**Problem details:** In the material below, find how many lines contain the string "JSON". Write only that number.
Segment Open
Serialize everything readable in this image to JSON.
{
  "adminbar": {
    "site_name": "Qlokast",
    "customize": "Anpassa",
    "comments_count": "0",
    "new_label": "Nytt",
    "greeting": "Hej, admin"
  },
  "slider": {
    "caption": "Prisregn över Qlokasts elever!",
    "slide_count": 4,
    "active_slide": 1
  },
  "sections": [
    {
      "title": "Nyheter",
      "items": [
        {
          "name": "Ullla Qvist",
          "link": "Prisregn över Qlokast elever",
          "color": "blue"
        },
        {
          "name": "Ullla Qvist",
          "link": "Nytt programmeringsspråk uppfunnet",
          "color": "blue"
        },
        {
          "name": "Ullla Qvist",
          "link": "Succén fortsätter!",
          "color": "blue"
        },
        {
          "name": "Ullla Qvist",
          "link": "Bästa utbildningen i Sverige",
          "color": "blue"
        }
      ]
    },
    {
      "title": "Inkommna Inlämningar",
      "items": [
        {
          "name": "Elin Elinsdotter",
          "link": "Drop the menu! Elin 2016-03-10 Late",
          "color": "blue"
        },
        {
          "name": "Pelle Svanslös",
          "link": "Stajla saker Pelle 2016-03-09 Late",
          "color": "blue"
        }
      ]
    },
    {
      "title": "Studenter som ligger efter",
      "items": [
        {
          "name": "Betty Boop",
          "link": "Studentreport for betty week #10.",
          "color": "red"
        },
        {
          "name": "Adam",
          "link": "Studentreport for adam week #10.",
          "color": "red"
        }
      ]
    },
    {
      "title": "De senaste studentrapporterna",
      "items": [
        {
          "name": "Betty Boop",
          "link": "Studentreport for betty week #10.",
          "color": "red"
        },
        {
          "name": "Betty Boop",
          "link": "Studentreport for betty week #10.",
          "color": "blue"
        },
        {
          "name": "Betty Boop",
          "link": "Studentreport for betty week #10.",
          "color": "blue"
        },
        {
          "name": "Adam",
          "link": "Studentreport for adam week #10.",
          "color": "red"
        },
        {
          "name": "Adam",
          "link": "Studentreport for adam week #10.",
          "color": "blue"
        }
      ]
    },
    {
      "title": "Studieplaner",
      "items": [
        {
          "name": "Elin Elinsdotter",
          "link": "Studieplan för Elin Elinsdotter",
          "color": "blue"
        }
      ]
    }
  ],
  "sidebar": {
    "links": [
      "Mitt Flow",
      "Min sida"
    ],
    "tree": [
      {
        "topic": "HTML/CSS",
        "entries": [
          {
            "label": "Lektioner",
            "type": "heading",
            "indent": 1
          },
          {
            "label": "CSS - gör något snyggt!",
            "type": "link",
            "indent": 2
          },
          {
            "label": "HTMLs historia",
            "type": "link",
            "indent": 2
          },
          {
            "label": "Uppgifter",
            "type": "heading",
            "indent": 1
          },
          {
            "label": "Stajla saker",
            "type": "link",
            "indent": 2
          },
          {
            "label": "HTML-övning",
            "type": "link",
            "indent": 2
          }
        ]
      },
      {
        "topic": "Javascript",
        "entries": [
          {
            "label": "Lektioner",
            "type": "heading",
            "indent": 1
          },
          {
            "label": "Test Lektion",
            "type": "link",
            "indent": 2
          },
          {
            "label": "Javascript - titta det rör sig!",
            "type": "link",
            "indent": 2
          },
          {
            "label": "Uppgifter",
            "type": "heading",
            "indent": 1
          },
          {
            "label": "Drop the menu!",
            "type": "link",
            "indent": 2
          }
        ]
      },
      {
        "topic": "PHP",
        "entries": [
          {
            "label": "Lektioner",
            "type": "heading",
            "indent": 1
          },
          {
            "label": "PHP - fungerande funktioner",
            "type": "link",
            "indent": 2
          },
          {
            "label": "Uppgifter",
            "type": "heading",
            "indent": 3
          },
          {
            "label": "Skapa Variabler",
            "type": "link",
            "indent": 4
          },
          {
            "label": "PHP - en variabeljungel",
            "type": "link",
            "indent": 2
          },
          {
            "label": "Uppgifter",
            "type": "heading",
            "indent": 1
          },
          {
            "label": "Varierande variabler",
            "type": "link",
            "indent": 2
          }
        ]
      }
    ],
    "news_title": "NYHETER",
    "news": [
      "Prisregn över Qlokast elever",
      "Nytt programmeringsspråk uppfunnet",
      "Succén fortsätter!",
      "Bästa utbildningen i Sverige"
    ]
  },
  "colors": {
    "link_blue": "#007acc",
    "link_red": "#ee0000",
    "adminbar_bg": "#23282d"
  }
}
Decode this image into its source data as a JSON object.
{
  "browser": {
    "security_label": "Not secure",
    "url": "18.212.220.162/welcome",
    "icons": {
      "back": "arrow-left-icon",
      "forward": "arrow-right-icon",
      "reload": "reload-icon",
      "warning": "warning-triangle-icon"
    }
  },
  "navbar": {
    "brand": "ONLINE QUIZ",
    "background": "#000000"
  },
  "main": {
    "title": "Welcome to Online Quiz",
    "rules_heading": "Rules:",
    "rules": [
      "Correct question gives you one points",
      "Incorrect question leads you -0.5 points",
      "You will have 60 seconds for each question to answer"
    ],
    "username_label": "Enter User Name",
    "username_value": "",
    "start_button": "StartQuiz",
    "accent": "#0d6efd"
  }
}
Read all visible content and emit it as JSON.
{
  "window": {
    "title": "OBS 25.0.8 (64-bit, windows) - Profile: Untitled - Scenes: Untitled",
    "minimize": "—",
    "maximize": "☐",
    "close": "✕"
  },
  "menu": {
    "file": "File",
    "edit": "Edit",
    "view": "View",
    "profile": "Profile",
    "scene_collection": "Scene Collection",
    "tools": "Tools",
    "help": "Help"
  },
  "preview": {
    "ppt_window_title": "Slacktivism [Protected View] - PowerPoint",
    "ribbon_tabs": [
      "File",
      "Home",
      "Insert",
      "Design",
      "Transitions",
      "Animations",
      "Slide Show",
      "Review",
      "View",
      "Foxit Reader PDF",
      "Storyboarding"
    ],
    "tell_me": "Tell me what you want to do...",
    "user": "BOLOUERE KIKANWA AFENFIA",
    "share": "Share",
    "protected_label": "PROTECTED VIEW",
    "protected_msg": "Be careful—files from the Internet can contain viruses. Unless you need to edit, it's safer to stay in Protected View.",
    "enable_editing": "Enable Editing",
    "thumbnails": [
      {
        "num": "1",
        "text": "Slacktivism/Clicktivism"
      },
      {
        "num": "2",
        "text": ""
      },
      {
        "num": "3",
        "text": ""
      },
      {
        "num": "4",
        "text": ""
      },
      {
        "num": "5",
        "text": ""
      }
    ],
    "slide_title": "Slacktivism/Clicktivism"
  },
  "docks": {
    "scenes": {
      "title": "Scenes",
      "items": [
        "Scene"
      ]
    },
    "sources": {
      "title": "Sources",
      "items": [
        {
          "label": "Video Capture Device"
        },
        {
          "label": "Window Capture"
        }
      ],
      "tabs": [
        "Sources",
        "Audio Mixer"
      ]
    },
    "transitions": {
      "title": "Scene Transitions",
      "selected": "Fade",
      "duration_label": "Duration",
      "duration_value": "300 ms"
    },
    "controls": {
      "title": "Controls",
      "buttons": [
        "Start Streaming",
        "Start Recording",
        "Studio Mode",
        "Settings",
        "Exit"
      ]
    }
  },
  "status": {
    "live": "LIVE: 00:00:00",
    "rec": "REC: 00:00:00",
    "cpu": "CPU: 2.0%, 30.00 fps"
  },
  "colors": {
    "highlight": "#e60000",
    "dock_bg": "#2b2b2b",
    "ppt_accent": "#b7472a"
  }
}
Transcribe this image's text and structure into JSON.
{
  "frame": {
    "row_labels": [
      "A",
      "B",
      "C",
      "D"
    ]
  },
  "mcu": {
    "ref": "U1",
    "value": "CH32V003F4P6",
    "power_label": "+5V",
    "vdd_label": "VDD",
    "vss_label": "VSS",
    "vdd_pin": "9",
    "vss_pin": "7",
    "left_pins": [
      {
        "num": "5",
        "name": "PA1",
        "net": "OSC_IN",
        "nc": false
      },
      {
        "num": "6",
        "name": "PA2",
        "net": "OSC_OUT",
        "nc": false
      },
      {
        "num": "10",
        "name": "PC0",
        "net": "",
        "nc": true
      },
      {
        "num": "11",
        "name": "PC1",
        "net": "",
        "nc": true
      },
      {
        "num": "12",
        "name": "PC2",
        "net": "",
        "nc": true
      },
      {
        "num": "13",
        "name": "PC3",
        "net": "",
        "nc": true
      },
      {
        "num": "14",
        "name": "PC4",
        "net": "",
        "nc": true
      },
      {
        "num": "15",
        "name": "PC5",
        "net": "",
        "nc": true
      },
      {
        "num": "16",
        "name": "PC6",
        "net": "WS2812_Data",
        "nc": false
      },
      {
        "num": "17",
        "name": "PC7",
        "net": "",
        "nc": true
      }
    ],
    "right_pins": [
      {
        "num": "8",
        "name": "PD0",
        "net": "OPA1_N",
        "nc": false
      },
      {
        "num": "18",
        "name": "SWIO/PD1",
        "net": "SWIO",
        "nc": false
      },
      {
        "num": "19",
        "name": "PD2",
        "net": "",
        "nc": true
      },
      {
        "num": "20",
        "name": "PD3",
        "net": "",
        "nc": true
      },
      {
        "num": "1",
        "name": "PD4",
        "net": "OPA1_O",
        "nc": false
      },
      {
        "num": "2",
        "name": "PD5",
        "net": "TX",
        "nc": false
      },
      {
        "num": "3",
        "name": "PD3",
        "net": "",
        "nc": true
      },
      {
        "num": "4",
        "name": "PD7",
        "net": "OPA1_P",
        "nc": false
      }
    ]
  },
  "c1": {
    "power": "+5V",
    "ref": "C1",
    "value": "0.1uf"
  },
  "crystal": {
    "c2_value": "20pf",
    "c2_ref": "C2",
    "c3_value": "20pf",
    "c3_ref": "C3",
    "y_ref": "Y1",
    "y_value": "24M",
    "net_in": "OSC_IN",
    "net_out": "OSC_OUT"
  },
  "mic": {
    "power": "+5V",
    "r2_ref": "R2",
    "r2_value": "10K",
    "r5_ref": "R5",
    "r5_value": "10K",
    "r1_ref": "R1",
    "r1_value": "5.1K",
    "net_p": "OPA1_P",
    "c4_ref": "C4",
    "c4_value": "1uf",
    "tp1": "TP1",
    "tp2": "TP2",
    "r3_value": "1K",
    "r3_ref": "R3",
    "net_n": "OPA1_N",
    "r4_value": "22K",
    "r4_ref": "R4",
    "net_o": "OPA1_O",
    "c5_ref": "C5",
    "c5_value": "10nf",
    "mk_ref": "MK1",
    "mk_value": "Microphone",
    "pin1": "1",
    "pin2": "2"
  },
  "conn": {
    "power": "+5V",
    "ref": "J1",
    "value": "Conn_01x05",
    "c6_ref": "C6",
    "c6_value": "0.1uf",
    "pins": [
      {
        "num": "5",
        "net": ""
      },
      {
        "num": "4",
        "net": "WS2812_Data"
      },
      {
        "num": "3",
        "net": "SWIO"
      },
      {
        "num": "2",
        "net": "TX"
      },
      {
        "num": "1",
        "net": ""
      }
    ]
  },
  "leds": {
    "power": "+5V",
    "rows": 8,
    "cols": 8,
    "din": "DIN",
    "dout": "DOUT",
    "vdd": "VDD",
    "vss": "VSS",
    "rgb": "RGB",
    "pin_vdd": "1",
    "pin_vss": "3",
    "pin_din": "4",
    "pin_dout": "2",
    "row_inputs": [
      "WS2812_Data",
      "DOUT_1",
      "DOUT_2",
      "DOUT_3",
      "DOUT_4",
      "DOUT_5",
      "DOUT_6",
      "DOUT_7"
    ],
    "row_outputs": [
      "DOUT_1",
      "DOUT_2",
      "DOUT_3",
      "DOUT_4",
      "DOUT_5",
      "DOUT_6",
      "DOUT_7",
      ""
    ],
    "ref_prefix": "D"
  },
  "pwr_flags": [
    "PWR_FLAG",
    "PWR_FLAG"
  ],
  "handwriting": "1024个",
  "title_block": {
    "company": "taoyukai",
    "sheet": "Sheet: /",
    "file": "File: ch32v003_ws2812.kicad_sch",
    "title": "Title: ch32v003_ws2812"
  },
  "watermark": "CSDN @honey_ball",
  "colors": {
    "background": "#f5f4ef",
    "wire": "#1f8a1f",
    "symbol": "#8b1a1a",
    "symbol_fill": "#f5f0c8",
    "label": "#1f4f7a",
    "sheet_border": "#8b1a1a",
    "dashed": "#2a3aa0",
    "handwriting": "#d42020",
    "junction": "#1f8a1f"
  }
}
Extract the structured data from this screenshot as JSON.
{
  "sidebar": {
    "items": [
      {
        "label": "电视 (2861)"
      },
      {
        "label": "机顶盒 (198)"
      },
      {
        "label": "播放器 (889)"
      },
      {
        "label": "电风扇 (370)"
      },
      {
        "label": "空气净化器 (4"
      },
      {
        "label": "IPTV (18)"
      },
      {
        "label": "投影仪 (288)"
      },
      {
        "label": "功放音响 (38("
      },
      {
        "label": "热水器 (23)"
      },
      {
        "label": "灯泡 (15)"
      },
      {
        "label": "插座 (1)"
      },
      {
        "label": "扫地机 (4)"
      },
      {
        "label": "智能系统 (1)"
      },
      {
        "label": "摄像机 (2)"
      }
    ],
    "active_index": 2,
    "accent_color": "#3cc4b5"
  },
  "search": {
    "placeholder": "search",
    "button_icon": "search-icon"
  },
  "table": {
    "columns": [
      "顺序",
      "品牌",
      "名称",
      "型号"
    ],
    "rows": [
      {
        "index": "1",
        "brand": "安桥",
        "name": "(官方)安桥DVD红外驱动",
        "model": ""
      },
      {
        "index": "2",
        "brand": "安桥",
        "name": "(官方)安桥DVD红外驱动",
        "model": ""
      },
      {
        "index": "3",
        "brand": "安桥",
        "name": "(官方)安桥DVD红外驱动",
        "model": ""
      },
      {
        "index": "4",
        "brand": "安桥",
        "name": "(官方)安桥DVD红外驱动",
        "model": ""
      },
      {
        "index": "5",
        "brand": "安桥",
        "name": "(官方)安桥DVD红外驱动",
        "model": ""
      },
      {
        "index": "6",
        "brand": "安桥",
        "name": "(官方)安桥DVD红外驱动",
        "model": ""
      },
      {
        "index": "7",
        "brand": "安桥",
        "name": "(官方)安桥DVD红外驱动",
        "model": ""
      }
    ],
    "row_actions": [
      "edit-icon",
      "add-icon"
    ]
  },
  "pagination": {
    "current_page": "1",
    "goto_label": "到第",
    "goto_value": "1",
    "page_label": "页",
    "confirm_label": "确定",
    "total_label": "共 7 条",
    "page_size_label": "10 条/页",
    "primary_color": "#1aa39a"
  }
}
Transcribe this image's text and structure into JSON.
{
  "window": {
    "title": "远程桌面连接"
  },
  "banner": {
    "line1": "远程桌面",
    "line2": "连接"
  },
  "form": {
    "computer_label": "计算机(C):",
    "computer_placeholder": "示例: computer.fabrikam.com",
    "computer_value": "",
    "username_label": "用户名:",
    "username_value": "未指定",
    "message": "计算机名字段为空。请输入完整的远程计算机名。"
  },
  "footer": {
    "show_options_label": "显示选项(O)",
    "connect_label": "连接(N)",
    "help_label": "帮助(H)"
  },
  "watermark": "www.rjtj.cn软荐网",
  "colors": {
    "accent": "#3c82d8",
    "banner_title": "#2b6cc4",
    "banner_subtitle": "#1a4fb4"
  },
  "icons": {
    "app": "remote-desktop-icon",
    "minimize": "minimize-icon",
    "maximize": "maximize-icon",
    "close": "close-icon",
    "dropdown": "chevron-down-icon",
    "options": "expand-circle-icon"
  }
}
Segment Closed
**Exercise result:** 6